## To do
Within the records below, how many lines hold the word "JSON"? Only the number should be returned.

## Data excerpts

■ ■ ■ ■

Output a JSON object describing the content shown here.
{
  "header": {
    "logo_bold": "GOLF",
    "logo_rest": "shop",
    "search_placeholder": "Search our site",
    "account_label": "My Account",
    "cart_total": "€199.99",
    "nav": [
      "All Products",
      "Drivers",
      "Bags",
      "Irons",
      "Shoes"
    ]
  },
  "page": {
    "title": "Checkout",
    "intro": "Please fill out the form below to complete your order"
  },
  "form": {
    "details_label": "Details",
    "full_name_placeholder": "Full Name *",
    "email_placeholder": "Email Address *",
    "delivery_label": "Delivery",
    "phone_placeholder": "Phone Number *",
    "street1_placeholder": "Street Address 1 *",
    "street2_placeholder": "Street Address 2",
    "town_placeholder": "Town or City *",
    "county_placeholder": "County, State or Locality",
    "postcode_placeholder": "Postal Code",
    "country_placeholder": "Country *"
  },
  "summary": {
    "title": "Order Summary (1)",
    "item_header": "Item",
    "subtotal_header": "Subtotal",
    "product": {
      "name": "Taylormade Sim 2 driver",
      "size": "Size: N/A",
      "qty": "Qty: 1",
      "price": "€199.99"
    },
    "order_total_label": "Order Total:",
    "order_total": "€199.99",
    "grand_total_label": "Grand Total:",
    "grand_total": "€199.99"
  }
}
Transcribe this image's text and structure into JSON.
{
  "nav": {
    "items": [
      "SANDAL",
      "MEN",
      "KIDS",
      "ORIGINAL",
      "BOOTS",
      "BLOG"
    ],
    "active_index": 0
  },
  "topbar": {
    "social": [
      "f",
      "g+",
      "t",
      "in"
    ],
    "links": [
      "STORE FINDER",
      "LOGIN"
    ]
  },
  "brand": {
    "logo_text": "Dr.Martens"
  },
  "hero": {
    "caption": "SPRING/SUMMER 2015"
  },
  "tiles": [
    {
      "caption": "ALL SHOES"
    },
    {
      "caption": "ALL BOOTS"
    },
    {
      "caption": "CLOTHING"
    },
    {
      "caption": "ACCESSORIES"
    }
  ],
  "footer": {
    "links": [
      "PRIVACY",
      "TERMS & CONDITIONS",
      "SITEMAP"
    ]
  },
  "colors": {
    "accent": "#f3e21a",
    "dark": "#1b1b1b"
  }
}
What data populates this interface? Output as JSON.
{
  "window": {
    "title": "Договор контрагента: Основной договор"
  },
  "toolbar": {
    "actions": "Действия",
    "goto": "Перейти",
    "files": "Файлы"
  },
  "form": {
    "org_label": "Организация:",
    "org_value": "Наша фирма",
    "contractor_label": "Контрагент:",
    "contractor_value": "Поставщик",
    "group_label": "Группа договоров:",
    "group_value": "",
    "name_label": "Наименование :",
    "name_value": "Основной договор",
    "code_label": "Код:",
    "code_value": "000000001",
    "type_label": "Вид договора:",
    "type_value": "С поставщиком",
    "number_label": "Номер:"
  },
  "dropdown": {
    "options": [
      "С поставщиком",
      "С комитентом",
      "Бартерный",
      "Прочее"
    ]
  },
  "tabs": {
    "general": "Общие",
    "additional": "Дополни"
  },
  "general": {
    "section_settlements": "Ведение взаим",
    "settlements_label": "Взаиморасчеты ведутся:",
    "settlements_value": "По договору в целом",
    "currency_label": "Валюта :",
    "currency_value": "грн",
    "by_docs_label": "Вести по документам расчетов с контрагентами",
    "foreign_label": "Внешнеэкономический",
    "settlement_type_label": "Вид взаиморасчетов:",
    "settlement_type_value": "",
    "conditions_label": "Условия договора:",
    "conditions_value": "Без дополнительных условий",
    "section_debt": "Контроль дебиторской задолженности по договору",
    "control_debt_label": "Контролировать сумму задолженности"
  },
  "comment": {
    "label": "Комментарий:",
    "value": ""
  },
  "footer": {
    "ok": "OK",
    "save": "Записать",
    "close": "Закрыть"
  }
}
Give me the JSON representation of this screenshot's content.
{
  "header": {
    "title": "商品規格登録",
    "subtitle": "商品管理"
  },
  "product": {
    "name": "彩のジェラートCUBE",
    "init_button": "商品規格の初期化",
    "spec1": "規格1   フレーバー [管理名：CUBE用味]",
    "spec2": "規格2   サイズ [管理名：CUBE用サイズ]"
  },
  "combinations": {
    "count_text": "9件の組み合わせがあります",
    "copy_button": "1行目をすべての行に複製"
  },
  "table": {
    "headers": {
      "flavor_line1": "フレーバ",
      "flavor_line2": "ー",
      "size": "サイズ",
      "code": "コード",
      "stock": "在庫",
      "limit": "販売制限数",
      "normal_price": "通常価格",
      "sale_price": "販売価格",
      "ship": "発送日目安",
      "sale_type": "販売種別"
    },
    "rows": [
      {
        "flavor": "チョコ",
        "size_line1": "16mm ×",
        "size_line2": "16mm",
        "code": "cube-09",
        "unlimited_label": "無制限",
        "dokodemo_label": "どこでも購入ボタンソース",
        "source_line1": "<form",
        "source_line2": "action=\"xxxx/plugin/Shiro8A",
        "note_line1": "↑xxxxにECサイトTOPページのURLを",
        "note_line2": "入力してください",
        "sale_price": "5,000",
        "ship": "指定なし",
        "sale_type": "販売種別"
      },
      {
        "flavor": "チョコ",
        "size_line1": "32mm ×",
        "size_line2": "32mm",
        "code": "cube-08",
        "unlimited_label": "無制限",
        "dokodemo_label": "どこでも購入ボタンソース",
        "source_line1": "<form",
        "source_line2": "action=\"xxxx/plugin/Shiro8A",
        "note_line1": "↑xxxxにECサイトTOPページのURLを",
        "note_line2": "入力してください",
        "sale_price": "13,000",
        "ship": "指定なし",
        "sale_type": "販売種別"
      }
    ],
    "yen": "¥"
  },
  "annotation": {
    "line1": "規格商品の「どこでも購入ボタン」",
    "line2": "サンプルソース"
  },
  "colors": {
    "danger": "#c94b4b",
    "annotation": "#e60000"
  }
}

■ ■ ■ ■

## Answer space
4